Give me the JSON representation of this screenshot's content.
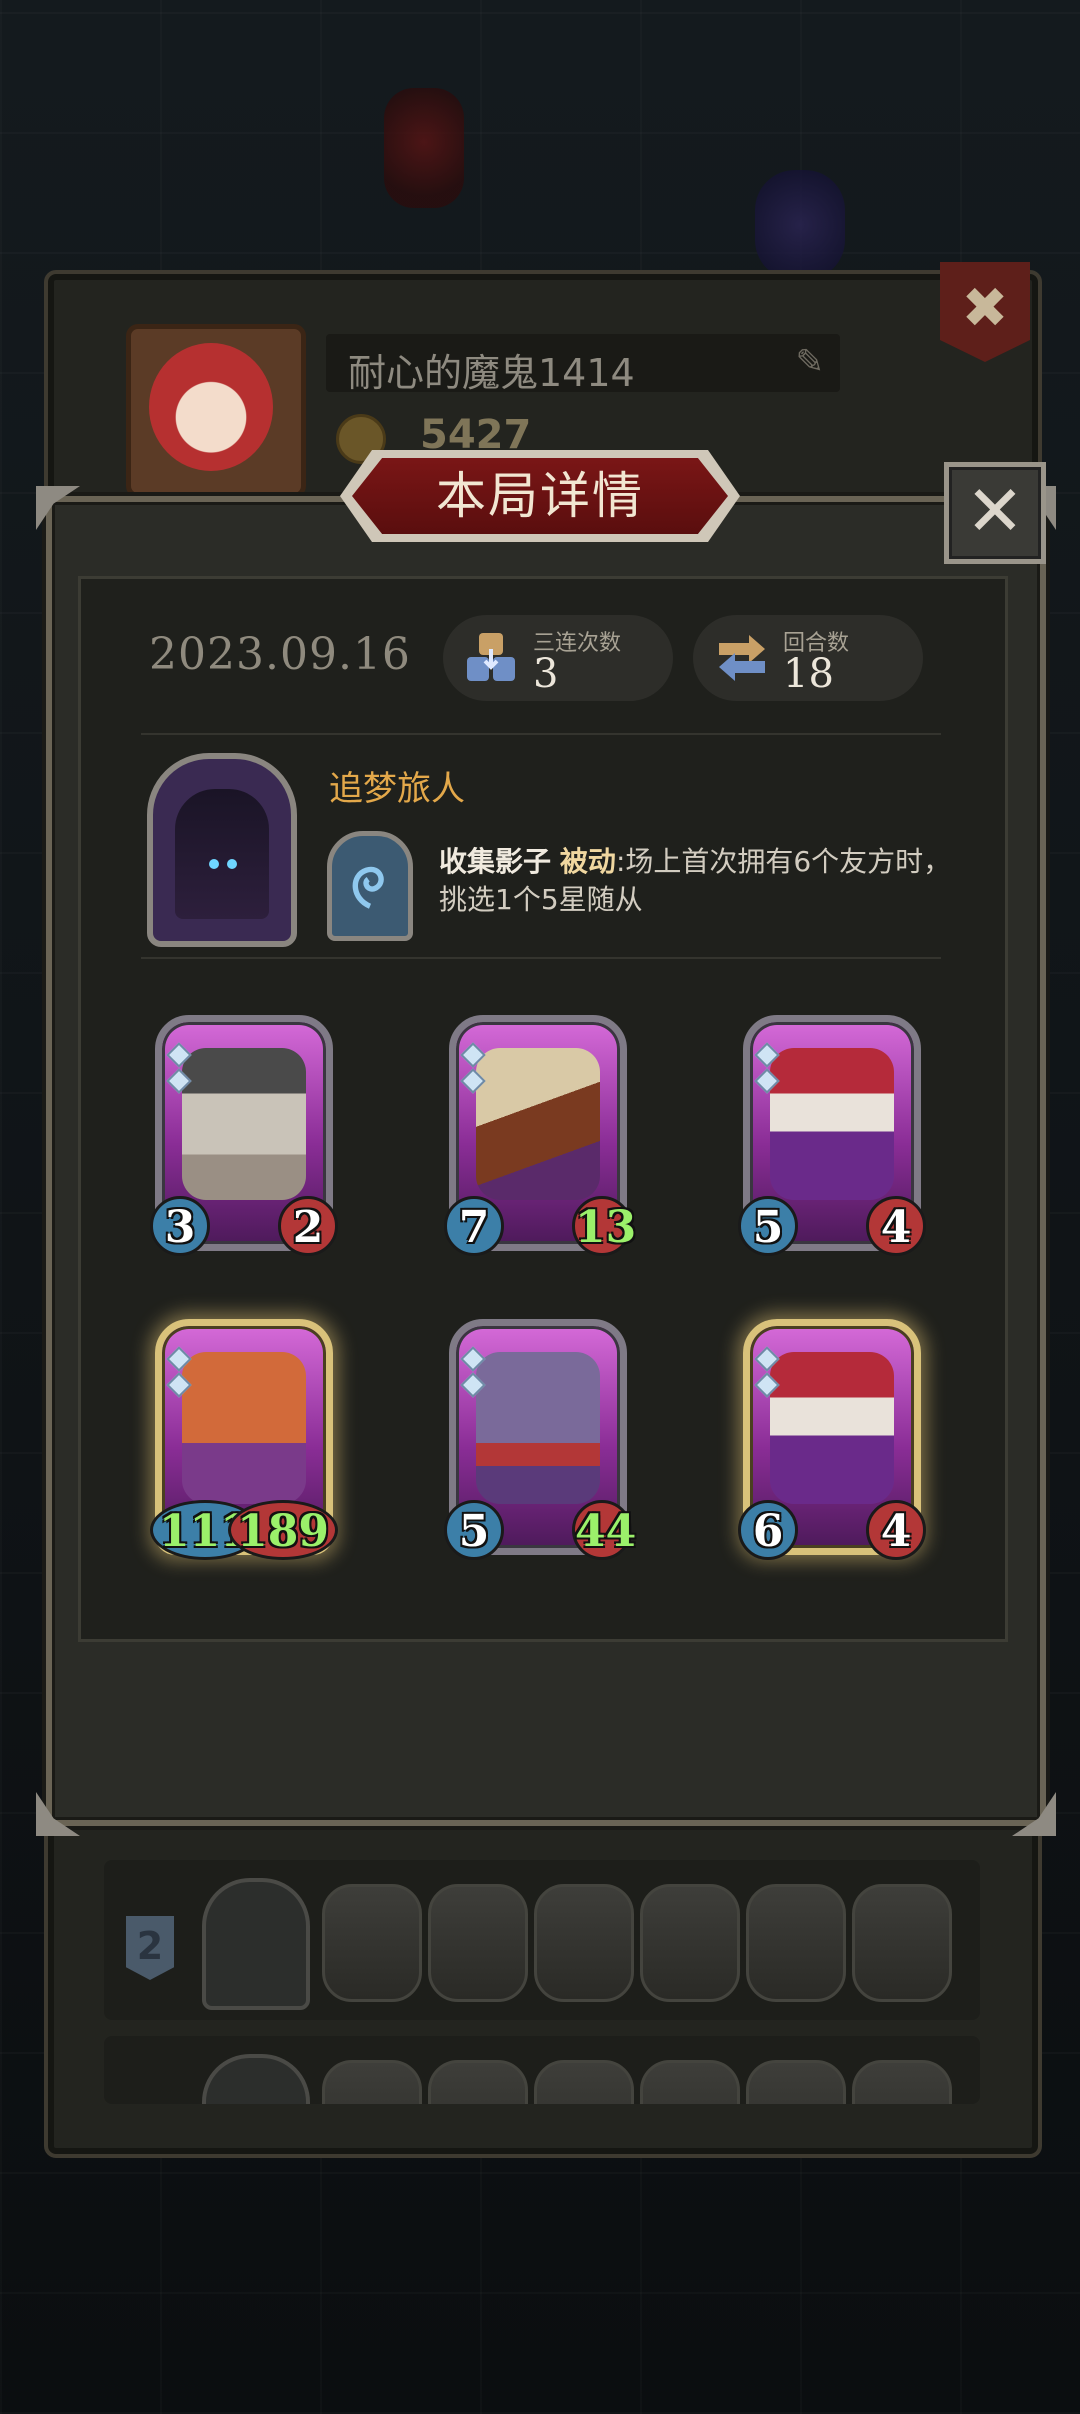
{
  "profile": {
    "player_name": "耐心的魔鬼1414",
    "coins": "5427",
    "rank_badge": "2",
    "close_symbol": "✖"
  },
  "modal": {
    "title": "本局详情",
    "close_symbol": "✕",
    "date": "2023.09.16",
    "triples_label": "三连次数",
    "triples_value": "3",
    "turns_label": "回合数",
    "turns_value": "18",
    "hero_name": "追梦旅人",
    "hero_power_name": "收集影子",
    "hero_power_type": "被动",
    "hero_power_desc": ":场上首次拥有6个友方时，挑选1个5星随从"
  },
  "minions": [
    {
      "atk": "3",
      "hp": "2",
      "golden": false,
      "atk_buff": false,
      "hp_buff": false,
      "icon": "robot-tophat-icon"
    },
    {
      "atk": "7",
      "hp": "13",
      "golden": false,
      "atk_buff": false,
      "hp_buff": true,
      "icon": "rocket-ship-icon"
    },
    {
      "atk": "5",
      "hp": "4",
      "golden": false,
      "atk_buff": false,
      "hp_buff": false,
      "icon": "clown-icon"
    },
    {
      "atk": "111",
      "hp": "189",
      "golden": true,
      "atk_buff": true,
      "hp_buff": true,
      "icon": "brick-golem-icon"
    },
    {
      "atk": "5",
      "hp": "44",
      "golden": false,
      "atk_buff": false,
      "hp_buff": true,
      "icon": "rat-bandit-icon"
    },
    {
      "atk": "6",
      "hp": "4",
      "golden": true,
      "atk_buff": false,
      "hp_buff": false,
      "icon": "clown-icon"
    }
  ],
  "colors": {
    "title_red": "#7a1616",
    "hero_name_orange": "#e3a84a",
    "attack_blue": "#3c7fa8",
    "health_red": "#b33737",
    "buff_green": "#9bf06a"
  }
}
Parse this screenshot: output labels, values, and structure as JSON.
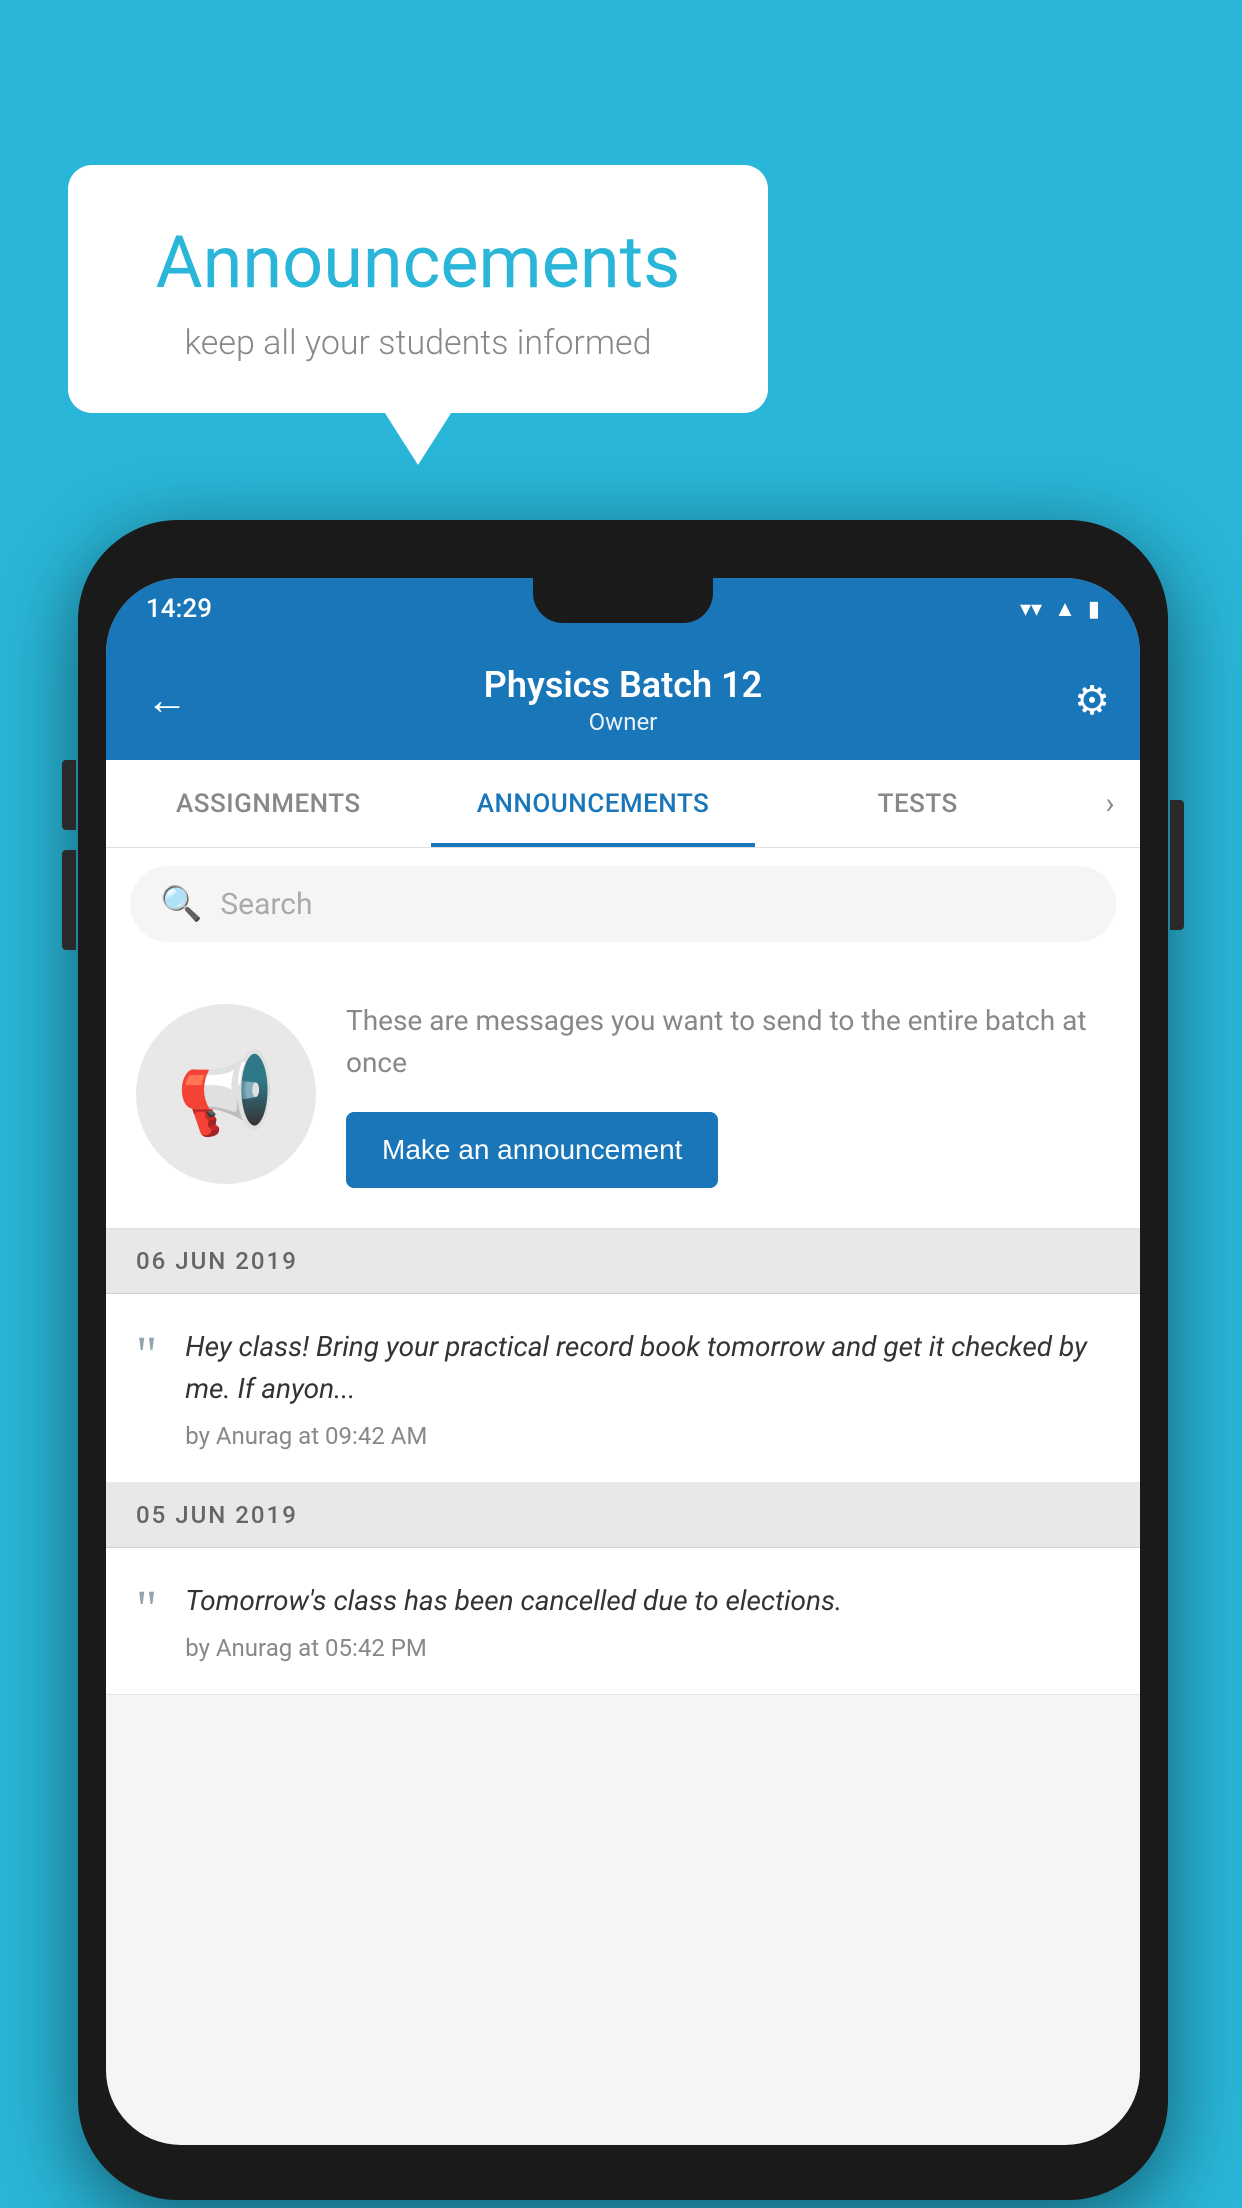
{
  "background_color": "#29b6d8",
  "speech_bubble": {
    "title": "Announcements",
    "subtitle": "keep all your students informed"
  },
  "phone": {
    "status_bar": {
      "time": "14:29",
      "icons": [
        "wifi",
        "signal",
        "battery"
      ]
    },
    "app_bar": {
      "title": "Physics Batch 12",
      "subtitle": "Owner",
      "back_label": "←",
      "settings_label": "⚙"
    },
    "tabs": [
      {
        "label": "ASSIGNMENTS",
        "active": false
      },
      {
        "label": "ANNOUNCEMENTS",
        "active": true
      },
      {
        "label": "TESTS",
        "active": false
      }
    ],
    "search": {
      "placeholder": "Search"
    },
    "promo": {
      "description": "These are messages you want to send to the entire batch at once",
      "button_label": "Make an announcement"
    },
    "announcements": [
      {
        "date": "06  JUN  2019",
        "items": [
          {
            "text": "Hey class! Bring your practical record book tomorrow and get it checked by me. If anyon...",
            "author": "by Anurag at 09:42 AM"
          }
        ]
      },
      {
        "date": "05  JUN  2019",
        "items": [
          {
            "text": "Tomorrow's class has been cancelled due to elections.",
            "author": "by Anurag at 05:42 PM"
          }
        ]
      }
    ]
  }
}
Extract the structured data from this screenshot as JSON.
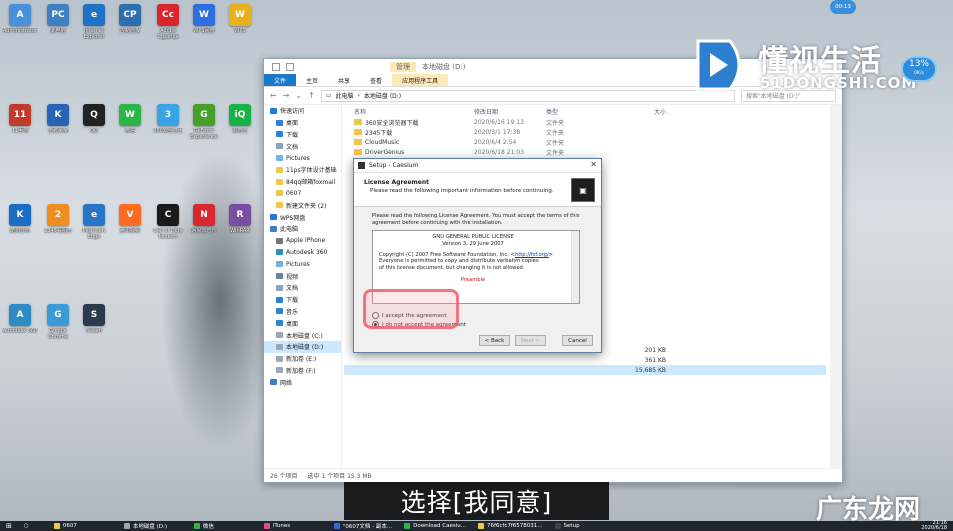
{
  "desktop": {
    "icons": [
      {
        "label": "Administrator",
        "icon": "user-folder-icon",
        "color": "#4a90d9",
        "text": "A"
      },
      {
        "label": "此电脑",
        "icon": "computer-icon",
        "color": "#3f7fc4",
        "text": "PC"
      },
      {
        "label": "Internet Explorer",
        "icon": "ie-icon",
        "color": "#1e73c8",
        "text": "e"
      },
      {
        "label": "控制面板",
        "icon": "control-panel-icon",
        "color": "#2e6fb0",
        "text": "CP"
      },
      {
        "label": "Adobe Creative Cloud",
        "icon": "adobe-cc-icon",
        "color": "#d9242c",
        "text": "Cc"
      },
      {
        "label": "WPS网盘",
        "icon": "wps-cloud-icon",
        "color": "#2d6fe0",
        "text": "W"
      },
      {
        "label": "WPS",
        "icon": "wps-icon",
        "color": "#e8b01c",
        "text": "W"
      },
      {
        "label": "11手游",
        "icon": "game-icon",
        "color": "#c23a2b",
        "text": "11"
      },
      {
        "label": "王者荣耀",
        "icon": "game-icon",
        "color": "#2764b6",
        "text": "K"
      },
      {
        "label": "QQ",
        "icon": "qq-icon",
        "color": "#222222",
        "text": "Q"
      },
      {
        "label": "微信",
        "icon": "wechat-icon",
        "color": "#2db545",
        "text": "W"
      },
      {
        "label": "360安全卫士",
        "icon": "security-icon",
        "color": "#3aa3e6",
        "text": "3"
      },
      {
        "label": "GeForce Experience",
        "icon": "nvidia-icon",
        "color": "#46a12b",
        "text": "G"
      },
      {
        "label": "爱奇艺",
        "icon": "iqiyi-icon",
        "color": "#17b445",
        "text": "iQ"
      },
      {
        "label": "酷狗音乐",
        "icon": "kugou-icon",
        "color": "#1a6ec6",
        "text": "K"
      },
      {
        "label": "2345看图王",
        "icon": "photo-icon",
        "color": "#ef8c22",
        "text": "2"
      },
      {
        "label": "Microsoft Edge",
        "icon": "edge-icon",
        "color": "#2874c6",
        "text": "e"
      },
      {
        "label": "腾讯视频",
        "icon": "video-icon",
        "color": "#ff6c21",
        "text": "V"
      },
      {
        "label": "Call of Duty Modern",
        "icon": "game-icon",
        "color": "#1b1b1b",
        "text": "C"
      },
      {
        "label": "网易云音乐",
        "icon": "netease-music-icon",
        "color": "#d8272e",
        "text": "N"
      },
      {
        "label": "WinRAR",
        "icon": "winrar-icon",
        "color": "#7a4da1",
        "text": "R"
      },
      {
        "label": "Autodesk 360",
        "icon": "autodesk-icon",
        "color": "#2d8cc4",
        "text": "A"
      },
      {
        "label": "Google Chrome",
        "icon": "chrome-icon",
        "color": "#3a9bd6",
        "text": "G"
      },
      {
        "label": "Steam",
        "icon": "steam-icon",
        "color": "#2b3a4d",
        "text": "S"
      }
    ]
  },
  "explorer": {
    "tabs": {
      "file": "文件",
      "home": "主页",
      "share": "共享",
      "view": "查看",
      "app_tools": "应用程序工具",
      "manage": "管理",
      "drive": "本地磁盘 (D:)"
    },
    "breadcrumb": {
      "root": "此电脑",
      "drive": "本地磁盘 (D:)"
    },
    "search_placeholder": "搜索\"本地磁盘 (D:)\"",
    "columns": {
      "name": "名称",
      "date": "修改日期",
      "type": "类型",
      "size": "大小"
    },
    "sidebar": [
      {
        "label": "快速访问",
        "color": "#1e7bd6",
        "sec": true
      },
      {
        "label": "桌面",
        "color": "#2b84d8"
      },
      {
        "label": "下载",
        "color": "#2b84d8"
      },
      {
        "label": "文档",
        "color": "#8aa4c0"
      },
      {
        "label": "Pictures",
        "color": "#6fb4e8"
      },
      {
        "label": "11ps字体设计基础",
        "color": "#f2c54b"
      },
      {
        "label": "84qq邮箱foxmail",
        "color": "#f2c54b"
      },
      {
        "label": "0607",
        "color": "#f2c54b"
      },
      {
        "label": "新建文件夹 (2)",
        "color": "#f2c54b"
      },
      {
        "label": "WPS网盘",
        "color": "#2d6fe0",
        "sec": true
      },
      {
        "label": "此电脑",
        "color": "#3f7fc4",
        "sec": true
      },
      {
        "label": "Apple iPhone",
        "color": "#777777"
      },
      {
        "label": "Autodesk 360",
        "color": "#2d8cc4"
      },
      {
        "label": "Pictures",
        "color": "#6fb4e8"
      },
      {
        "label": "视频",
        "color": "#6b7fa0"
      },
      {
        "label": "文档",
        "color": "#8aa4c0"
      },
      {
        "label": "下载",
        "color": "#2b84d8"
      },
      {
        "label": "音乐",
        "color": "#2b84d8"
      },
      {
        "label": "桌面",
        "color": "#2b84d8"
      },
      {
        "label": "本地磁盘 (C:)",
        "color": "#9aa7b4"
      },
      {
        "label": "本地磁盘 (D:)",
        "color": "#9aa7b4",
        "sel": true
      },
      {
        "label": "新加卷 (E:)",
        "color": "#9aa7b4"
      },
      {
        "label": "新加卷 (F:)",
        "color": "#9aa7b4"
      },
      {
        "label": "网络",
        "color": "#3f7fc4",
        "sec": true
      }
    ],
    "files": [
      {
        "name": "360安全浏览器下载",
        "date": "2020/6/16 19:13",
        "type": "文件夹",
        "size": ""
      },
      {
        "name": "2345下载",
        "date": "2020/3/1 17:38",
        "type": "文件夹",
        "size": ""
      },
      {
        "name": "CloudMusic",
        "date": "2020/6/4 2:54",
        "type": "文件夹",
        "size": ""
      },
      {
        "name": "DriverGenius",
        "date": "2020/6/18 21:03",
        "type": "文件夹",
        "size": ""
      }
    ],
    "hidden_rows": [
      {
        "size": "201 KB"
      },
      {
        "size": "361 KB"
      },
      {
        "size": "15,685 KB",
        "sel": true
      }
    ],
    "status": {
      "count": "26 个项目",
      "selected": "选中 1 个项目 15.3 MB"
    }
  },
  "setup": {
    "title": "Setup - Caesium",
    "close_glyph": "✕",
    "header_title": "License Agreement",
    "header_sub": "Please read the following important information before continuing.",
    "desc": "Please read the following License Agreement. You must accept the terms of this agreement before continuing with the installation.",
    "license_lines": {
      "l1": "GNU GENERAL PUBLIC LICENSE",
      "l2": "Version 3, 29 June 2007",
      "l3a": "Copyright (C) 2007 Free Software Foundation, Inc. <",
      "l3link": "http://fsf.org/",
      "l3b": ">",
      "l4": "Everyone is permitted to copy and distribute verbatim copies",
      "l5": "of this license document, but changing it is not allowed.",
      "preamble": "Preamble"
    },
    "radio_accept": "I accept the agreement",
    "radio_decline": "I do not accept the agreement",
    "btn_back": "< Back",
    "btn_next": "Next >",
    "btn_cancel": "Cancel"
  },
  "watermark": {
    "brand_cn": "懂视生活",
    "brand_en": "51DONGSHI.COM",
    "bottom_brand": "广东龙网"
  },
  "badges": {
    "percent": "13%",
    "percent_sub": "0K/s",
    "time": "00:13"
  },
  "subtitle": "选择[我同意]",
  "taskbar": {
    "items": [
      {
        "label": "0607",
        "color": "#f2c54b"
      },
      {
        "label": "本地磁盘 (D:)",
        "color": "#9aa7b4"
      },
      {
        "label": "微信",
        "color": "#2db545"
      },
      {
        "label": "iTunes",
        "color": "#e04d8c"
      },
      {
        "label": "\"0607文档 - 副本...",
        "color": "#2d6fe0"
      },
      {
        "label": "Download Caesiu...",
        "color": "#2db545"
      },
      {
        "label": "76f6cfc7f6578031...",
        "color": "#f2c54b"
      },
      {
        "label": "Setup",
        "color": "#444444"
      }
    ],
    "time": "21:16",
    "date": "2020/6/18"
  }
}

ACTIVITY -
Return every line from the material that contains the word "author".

RESPONSE TO THIS EXERCISE -
            "author": "by Anurag at 09:42 AM"
            "author": "by Anurag at 05:42 PM"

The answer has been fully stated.